Your brain and body have gone through a fast and so hydration is what optimises our body first thing. So keep it simple. I drink hot water and lemon and some sea salt or electrolytes or hydrogen water.
A walk, yoga or mountain hike is a non-negotiable in my day and the best natural form of a dopamine hit and serotonin booster. We are way too sedentary.
I often arrive at yoga early and meditate or simply breathe and set my intentions. If I’m walking I listen to podcasts or walking meditations.
Meditation is a challenge for me, it doesn’t come easy so I’m constantly working on it but my exercise makes me present and that’s my goal. I also try to incorporate exercise snacks throughout the day, instead of just an hour in the morning.
Cold Water exposure
Such as a cold shower or Cryotherapy. I do this mainly so that I can train my mind to do hard things. There are other benefits like AMPK activation, mitochondrial health, inflammation and metabolism. For me, right now, it is so that I know I can do hard things, and my brain registers this too so when things come up I can deal with them.
It is simple – each day my goal is to nourish in a loving way. To nourish my body with the best quality food, nothing processed, just real whole food, often with my family or a friend – I limit snacking and food obsessing.
Finally, while I thrive on structure and routine and feel that it gives me a sense of “control” in times of chaos – discipline often brings freedom BUT the biggest lesson in all of this is that sometimes we just need to be, let go, surrender, trust in life and know that we have the ability and opportunity to be resilient in times of need.
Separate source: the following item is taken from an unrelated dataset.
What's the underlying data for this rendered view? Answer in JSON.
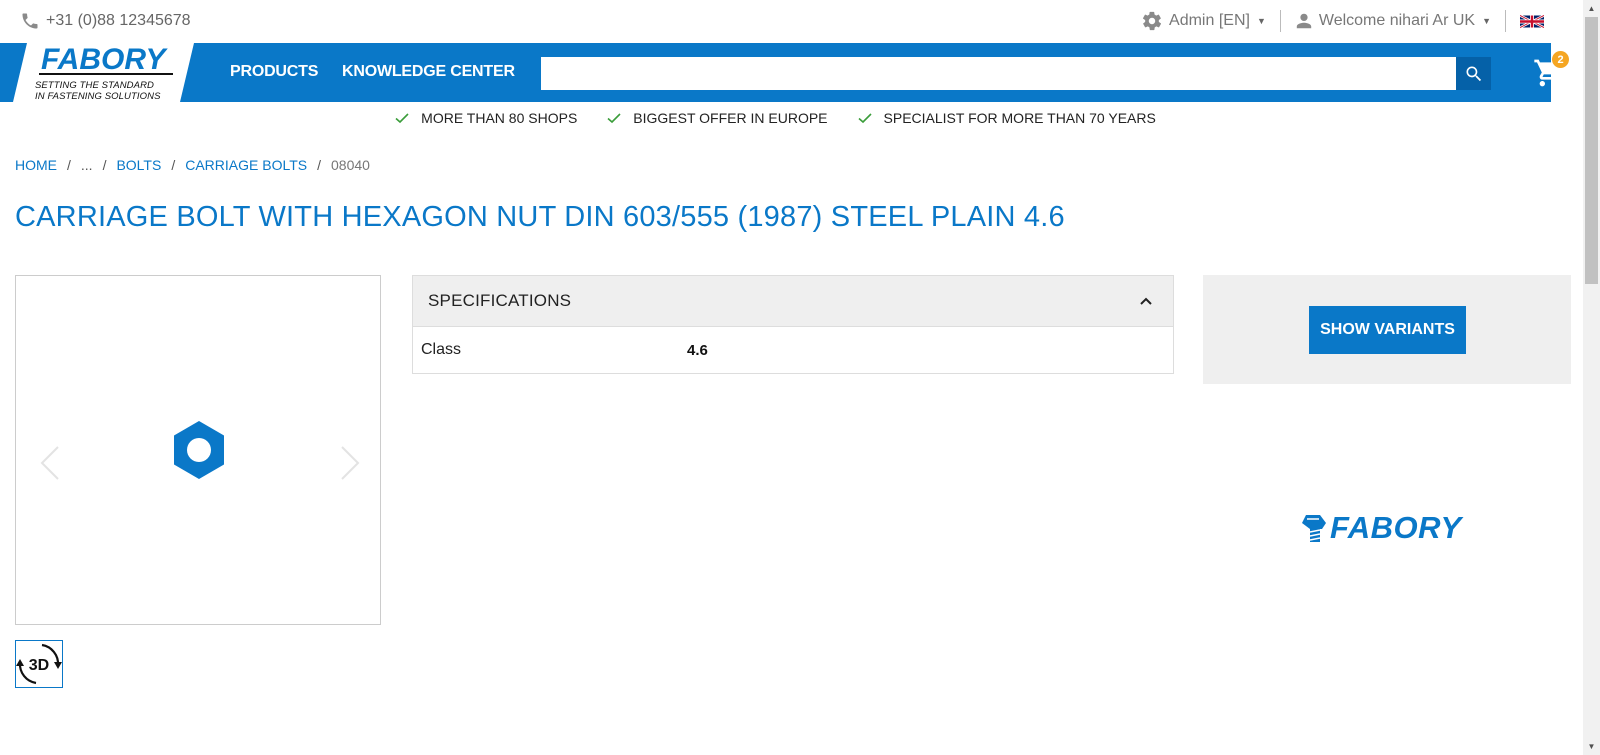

Be gentle on yourself in this life, don’t be too rigid, self -righteous or dogmatic as this brings on a whole other level of stress and anxiety to your day.
I recently just read that the pursuit of pleasure is a modern-day addiction and won’t bring you happiness, it will bring addiction and depression. How very true is that when you think about it? We become addicted to the pursuit of pleasure and perfection.
I think acceptance is a big part of this and know that we have already arrived in this present moment and need to be present.